Deborah Whitlaw Llewellyn
Having witnessed this scene countless times, a clerk at the harborside dive shop shakes her head and volunteers advice: "Da ting ta do is chill," she says in her beguiling accent. "Chill at da bar 'til da ferry comes." Her suggestion could very well be the motto of the Abacos, a cluster of islands at the northern tip of the Bahamas.
|Interactive Color: Caribbean Hues|
|Play with the bright Caribbean hues found on the walls of this Bahamian hidaway.|
Tropical breezes and welcoming locals make relaxing a likely proposition here. But never more so than at Great Guana, a slender 7-mile-long cay sandwiched between the Sea of Abaco and the Atlantic.qWith fewer than 100 full-time residents, the island has no bank, no post office, and no police station. It does have 5 miles of downy-soft beach, a stunning marine playground for divers, and exceptional lodging in its Dolphin Beach Resort.
Fanned out over 10 acres, the oceanside inn mingles a laid-back Bahamian attitude with upscale Caribbean ambience. Managing partners Nancy and Bruce McDaniel anticipate every need, but also arm folks with enough knowledge to explore Guana on their own-that is, if they ever leave the resort.
Here, lush vegetation lends a feeling of seclusion. A labyrinth of boardwalks and sandy paths links seven handcrafted cottages with the main lodge and common areas, including a freshwater pool, game room, and gift shop. Cottages are sited for easy access to the deserted beach, one of the Bahamas' best.
Nancy's obsession with detail legitimizes Dolphin Beach's "resort" status. Fresh-cut flowers and a bottle of Chardonnay await guests upon arrival. Beach chairs and umbrellas mysteriously appear in front of the cottages each morning. Under the McDaniels' gentle guidance, the 25 staff members provide personal attention with broad smiles. "They appear to be part of one big family," says first-time visitor Art Garrett, "from the managers on across."
The cottages combine the rusticity of summer camp with the casual charm of a Ralph Lauren retreat. Vibrant furniture sits atop striped rag rugs and painted floors. As befitting a true hideaway, Dolphin Beach conspicuouslypomits in-room phones, alarm clocks, and cable TV (though cottages come equipped with VCRs and CD players). And there are no black-out shades. "After a while, everyone switches to island time," Nancy says. "Like farmers, they wake up with the sun and go to bed with the sun."
s enchanting as the cottages are, guests spend little time in them. They're lured outside by the sun and sea-and the activities around them. A low-impact option includes beachcombing. For the more adventurous, on-site Dive Guana offers scuba and snorkeling excursions to the area's majestic coral reefs.
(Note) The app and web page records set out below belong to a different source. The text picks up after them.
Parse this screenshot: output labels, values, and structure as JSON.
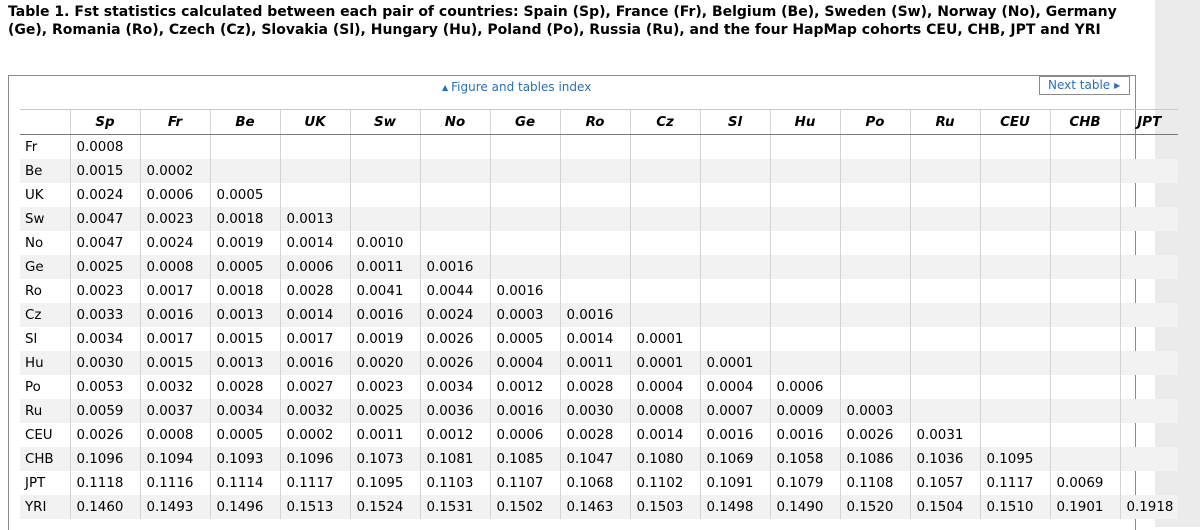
{
  "caption": "Table 1. Fst statistics calculated between each pair of countries: Spain (Sp), France (Fr), Belgium (Be), Sweden (Sw), Norway (No), Germany (Ge), Romania (Ro), Czech (Cz), Slovakia (Sl), Hungary (Hu), Poland (Po), Russia (Ru), and the four HapMap cohorts CEU, CHB, JPT and YRI",
  "nav": {
    "figure_index_label": "Figure and tables index",
    "next_table_label": "Next table"
  },
  "table": {
    "columns": [
      "Sp",
      "Fr",
      "Be",
      "UK",
      "Sw",
      "No",
      "Ge",
      "Ro",
      "Cz",
      "Sl",
      "Hu",
      "Po",
      "Ru",
      "CEU",
      "CHB",
      "JPT"
    ],
    "rows": [
      {
        "label": "Fr",
        "values": [
          "0.0008"
        ]
      },
      {
        "label": "Be",
        "values": [
          "0.0015",
          "0.0002"
        ]
      },
      {
        "label": "UK",
        "values": [
          "0.0024",
          "0.0006",
          "0.0005"
        ]
      },
      {
        "label": "Sw",
        "values": [
          "0.0047",
          "0.0023",
          "0.0018",
          "0.0013"
        ]
      },
      {
        "label": "No",
        "values": [
          "0.0047",
          "0.0024",
          "0.0019",
          "0.0014",
          "0.0010"
        ]
      },
      {
        "label": "Ge",
        "values": [
          "0.0025",
          "0.0008",
          "0.0005",
          "0.0006",
          "0.0011",
          "0.0016"
        ]
      },
      {
        "label": "Ro",
        "values": [
          "0.0023",
          "0.0017",
          "0.0018",
          "0.0028",
          "0.0041",
          "0.0044",
          "0.0016"
        ]
      },
      {
        "label": "Cz",
        "values": [
          "0.0033",
          "0.0016",
          "0.0013",
          "0.0014",
          "0.0016",
          "0.0024",
          "0.0003",
          "0.0016"
        ]
      },
      {
        "label": "Sl",
        "values": [
          "0.0034",
          "0.0017",
          "0.0015",
          "0.0017",
          "0.0019",
          "0.0026",
          "0.0005",
          "0.0014",
          "0.0001"
        ]
      },
      {
        "label": "Hu",
        "values": [
          "0.0030",
          "0.0015",
          "0.0013",
          "0.0016",
          "0.0020",
          "0.0026",
          "0.0004",
          "0.0011",
          "0.0001",
          "0.0001"
        ]
      },
      {
        "label": "Po",
        "values": [
          "0.0053",
          "0.0032",
          "0.0028",
          "0.0027",
          "0.0023",
          "0.0034",
          "0.0012",
          "0.0028",
          "0.0004",
          "0.0004",
          "0.0006"
        ]
      },
      {
        "label": "Ru",
        "values": [
          "0.0059",
          "0.0037",
          "0.0034",
          "0.0032",
          "0.0025",
          "0.0036",
          "0.0016",
          "0.0030",
          "0.0008",
          "0.0007",
          "0.0009",
          "0.0003"
        ]
      },
      {
        "label": "CEU",
        "values": [
          "0.0026",
          "0.0008",
          "0.0005",
          "0.0002",
          "0.0011",
          "0.0012",
          "0.0006",
          "0.0028",
          "0.0014",
          "0.0016",
          "0.0016",
          "0.0026",
          "0.0031"
        ]
      },
      {
        "label": "CHB",
        "values": [
          "0.1096",
          "0.1094",
          "0.1093",
          "0.1096",
          "0.1073",
          "0.1081",
          "0.1085",
          "0.1047",
          "0.1080",
          "0.1069",
          "0.1058",
          "0.1086",
          "0.1036",
          "0.1095"
        ]
      },
      {
        "label": "JPT",
        "values": [
          "0.1118",
          "0.1116",
          "0.1114",
          "0.1117",
          "0.1095",
          "0.1103",
          "0.1107",
          "0.1068",
          "0.1102",
          "0.1091",
          "0.1079",
          "0.1108",
          "0.1057",
          "0.1117",
          "0.0069"
        ]
      },
      {
        "label": "YRI",
        "values": [
          "0.1460",
          "0.1493",
          "0.1496",
          "0.1513",
          "0.1524",
          "0.1531",
          "0.1502",
          "0.1463",
          "0.1503",
          "0.1498",
          "0.1490",
          "0.1520",
          "0.1504",
          "0.1510",
          "0.1901",
          "0.1918"
        ]
      }
    ]
  }
}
Dolphin Beach also provides complimentary bikes, surfboards, sea kayaks, and kiteboards.
Guests who eventually do leave the resort rent golf carts, the island's main form of transportation, and explore the Settlement skirting Kidd's Cove (named for the infamous pirate, who-according to local lore-frequented the isle). Rugged roads lead to the colorful clapboard homes of locals, mainly descendants of British Loyalists who fled Virginia and the Carolinas during the Revolutionary War. Sitting on their front porches, hospitable natives often wave tourists in for a snack or beverage.
Those in need of the latter will find no shortage of places to get one. Nippers Beach Bar & Grill, a short walk from Dolphin Beach, is wildly popular (emphasis on "wild"), attracting day-trippers from nearby islands.
Around 5 p.m., Dolphin Beach guests trickle down the sandy path that leads to the resort's Landing Bar & Grill. Here, under a sweeping buttonwood tree, patrons chat as the sun slips behind the horizon. One visitor couldn't find her husband on their first day. "Two and a half hours later, I went looking for him," she says. He was there under the tree, "kicked back with a Kalik [Bahamian beer], talking it up with the locals. You'd have thought they'd known him all his life."
Offering an equally authentic yet more upscale experience, the resort's brand-new Blue Water Grill and Red Sky Lounge serves delicious Bahamian fare with breathtaking bay views. Executive chef Dietmar "Didi" Uiberreiter, who hails from Austria, runs the kitchen alongside Abaconian chef Debbie MacIntosh. Together they create diverse menus featuring the freshest seafood.
Sated and sleepy, many people head back to their cottages after dinner. Others linger a while, heeding the words of the dive-shop clerk: Da ting ta do is chill.